Semaj: Yeah. Pretty much. The men are quite bad in this. They’re scouts for Sherman’s army, or one of the Union generals — probably Sherman, because Sherman came down through the south and burned everything in his path. Sherman’s March and all that. The guys in the film, the scouts, are the harbingers of even more destruction. And because they’re not supervised by a higher authority, and because they don’t hold the ideals that maybe Lincoln stood behind, they do what they please: drink, steal, rape, and murder.
James: And you think they do that because they’re men?
Semaj: I think that’s what the movie is saying — that men without laws are animals.
James: But the women find a way to order their lives, even when the normal infrastructures of civilization have fallen around them.
Semaj: Right, women are better.
James: This movie is really women vs. men.
Semaj: Yeah, it is. The women can’t take on the whole army because A) that’s not what happened, and B) it’s not plausible.

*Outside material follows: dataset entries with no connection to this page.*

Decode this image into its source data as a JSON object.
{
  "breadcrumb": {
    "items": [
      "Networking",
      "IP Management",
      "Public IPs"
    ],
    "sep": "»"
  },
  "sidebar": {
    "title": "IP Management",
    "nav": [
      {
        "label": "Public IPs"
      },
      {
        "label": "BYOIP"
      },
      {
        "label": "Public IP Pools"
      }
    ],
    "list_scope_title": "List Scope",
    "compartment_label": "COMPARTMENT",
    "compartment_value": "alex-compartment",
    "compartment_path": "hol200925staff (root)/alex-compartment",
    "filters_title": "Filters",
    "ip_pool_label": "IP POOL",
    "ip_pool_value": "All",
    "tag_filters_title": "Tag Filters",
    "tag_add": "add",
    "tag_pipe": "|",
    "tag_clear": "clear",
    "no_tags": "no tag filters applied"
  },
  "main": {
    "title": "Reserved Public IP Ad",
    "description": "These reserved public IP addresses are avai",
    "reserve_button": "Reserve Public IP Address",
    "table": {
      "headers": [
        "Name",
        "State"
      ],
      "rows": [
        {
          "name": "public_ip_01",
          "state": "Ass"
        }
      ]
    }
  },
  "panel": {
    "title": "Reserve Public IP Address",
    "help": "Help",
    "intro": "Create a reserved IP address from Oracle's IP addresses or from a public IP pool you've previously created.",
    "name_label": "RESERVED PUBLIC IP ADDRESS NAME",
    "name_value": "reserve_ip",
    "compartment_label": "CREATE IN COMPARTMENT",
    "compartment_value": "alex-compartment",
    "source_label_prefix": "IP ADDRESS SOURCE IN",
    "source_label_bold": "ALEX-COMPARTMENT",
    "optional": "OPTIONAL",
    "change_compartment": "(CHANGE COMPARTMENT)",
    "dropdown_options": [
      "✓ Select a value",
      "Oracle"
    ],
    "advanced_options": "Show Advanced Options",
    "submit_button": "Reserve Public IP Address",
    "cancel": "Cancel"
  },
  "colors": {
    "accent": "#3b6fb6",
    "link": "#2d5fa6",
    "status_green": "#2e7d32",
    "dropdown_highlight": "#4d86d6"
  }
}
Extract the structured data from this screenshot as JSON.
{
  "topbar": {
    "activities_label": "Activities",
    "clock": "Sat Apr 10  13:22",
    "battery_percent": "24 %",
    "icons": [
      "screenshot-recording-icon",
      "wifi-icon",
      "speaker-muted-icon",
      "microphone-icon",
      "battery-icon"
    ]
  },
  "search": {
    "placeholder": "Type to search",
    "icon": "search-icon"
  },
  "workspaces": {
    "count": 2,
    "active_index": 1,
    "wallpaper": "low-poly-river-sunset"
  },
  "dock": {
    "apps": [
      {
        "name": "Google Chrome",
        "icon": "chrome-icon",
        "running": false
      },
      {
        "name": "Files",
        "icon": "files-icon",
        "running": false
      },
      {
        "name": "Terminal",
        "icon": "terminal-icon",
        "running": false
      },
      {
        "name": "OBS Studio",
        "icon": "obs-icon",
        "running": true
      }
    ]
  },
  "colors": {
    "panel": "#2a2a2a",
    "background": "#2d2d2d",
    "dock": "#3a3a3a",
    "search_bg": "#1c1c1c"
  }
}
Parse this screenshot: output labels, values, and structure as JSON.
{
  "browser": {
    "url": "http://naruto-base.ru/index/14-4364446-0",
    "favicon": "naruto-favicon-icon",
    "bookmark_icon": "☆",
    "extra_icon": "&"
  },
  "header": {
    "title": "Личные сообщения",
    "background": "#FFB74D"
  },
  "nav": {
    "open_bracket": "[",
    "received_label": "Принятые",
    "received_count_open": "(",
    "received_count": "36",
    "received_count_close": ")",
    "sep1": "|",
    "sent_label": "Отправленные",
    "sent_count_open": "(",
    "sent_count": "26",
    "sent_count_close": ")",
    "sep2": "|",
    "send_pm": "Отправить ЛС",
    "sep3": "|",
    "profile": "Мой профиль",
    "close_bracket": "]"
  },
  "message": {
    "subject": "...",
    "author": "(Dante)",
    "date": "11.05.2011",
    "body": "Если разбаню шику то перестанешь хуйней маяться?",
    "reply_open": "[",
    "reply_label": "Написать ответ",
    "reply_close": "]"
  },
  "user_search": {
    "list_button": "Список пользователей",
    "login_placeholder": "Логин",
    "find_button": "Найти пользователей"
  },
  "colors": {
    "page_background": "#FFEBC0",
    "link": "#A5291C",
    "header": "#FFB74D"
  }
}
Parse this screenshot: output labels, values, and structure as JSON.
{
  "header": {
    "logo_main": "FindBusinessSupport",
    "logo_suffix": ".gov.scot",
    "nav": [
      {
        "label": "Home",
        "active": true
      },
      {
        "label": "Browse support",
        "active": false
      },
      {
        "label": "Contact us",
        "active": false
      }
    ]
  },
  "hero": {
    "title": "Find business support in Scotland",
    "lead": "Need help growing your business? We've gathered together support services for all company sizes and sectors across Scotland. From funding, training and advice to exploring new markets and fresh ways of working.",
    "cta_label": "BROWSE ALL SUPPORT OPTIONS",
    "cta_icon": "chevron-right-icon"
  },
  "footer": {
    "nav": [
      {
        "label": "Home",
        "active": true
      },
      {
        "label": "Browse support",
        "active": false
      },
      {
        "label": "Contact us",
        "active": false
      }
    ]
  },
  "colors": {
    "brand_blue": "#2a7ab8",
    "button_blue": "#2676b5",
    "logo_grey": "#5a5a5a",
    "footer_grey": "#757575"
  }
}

But on this small scale, the local women versus the male scouts, it becomes a battle of the sexes.
James: The only thing it’s missing is a woman-on-woman sex scene.
Semaj: Your womanly side considers that remark sexist. Plus, two of them are sisters.
James: Is the taboo of incest as strong when it’s sisters?
Semaj: I don’t know. I don’t think I’ve ever heard of a sister/sister incest story. It’s usually brother and sister, like in “Game of Thrones.”
James: That’s just aristocracy shit.
Semaj: Funny how we associate incest with the airy spheres of the aristocracy, but also with trailer parks and Appalachia – all the white trash jokes, etc.
James: We’re getting off-track here. I think the point you’re making is that the women have developed their own form of civilization despite the chaos that the men created.
Semaj: Yeah, that’s it.
“The Keeping Room” opens in limited theatrical release this Friday.